There is a tendency to imagine politics as a straight line, going from Left to Right, or statist to individualist. I think, though, that it would be more accurate to imagine it as a curve, with the two ends sometimes straining to meet each other. Ron Paul’s libertarianism, which includes a Truther strain, deep hostility to Israel and Jews, support for Cynthia McKinney, and a healthy dollop of paranoia, is closer in tone to the far Left than it is to the Republican Party with which he’s allied himself.
There’s no doubt but that Ron Paul has good ideas. Up to a certain point, his libertarianism is appealing, insofar as he talks about small government and greater individual freedom. And then he veers into crazy land, and ends up sounding exactly like Van Jones or some other paranoid anti-American guy on the opposite end of the political spectrum.
Nevertheless, crazy or not, he’s got fans in Iowa. Before Paul starts congratulating himself on his compelling message and amazing traction, he might want to look at Iowa’s political legacy, which goes back to a radical Progressive who held views remarkably similar to those that Paul spouts now. In other words, when it comes to Iowa, this ground’s already been fertilized.

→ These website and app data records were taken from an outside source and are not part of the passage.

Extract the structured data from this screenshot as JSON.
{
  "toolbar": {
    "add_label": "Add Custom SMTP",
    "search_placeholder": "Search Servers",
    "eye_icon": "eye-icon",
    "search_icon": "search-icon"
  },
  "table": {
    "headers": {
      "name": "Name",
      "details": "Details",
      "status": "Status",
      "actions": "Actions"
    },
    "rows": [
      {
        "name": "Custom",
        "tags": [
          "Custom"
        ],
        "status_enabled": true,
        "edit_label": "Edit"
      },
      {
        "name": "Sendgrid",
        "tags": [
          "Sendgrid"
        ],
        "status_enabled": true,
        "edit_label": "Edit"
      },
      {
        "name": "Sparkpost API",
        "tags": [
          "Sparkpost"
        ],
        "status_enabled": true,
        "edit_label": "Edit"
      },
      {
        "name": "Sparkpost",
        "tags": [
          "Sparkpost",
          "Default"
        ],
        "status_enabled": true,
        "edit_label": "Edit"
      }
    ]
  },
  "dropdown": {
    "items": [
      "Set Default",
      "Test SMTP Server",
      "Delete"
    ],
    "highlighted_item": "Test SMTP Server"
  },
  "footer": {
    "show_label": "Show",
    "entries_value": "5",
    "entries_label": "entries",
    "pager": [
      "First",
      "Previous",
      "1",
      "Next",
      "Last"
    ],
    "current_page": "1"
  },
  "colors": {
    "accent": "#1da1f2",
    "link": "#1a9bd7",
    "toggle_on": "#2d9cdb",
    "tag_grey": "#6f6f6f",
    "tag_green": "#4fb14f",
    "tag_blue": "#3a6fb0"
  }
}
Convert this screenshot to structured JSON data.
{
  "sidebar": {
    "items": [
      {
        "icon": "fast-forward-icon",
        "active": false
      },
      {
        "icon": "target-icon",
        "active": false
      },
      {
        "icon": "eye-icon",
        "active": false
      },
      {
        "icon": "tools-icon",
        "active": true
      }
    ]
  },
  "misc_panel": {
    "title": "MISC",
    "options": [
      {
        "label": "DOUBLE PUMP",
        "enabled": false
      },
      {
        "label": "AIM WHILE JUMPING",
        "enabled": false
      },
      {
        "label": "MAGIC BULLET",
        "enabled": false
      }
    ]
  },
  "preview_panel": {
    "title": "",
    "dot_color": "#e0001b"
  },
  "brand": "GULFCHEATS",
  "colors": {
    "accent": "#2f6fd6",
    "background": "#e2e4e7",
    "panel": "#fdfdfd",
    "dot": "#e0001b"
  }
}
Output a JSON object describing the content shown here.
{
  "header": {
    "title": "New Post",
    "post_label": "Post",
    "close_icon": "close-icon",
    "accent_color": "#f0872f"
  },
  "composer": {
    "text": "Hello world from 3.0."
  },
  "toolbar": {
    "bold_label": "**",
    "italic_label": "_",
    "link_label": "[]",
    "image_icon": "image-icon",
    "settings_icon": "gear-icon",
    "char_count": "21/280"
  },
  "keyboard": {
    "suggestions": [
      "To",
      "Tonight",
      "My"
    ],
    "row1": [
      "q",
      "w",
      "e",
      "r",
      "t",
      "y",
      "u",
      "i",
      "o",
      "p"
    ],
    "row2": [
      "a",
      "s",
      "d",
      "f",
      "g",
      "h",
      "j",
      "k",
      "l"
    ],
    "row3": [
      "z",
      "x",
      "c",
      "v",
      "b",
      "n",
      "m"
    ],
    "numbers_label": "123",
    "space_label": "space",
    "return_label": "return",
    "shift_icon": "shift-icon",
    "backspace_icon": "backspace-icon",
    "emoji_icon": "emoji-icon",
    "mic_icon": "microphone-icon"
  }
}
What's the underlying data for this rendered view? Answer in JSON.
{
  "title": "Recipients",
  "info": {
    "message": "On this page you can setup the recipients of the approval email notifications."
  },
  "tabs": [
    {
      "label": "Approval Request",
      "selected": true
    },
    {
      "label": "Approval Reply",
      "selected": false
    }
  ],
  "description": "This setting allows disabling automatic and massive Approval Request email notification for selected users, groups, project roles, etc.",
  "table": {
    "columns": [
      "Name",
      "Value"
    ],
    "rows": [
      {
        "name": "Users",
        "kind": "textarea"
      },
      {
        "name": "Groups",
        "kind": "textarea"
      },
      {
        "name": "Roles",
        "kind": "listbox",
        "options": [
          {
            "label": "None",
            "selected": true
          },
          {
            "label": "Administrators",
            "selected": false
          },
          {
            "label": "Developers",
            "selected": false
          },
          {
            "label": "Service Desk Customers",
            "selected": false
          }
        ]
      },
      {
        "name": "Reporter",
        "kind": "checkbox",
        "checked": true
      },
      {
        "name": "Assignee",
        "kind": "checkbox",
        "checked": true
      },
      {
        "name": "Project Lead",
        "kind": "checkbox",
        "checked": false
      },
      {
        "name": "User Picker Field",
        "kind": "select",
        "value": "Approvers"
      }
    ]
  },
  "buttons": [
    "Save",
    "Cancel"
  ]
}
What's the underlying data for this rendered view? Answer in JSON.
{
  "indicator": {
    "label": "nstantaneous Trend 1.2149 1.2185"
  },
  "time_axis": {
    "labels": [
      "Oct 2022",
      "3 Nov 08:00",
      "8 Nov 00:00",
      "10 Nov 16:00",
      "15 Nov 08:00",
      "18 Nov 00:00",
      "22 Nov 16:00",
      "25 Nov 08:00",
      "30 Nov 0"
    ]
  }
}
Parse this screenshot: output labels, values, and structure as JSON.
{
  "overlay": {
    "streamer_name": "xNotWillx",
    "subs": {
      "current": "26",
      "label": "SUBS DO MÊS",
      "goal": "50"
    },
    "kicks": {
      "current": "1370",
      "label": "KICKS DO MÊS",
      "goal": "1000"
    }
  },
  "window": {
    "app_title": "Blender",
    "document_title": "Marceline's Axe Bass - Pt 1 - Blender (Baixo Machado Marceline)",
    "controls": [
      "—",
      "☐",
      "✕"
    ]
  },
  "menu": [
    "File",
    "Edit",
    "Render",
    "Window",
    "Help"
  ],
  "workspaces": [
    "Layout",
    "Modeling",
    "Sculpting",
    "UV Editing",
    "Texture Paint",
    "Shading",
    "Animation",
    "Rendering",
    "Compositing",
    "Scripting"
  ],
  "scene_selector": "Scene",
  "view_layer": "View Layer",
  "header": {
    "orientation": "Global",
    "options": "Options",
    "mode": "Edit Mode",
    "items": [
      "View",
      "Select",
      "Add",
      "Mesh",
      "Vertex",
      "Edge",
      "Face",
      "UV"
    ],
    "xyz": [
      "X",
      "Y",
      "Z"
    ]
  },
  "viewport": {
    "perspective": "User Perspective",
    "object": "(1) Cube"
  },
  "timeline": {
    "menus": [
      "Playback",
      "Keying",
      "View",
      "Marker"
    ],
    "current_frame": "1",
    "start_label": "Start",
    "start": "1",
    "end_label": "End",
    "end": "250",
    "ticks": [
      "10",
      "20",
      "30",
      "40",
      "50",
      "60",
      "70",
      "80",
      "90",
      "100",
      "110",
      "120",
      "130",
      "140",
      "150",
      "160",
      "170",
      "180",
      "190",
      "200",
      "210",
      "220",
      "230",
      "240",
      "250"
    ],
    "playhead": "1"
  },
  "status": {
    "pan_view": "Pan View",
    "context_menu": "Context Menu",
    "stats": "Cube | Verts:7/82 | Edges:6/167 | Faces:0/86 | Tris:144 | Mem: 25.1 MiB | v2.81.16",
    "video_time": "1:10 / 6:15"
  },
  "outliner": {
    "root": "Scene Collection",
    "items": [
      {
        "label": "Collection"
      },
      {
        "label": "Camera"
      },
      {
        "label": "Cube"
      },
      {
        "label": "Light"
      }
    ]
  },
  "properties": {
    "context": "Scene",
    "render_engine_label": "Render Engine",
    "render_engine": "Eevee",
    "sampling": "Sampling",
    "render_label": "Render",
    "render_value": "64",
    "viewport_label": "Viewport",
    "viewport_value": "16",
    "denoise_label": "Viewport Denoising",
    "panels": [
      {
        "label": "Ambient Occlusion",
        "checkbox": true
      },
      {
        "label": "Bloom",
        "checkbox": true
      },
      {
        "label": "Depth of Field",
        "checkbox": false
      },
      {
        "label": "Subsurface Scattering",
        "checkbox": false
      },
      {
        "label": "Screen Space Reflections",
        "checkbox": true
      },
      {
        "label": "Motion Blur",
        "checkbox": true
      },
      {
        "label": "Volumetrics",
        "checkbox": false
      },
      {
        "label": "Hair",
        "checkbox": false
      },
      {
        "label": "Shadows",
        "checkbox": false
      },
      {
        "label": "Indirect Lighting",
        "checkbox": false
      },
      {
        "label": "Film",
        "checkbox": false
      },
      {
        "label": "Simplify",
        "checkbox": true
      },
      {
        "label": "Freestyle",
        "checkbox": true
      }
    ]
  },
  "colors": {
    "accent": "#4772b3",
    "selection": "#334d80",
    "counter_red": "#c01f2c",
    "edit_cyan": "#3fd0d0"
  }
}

UPDATE: For a more detailed analysis about the myriad problems with Ron Paul, check out this Dorothy Rabinowitz article (which may or may not be behind a pay wall). As I’ve said, Paul has some good ideas about small government and they shouldn’t be discounted. Those ideas, however, are inextricably intertwined with an often amoral world view that must be considered in discounting Paul as a serious candidate.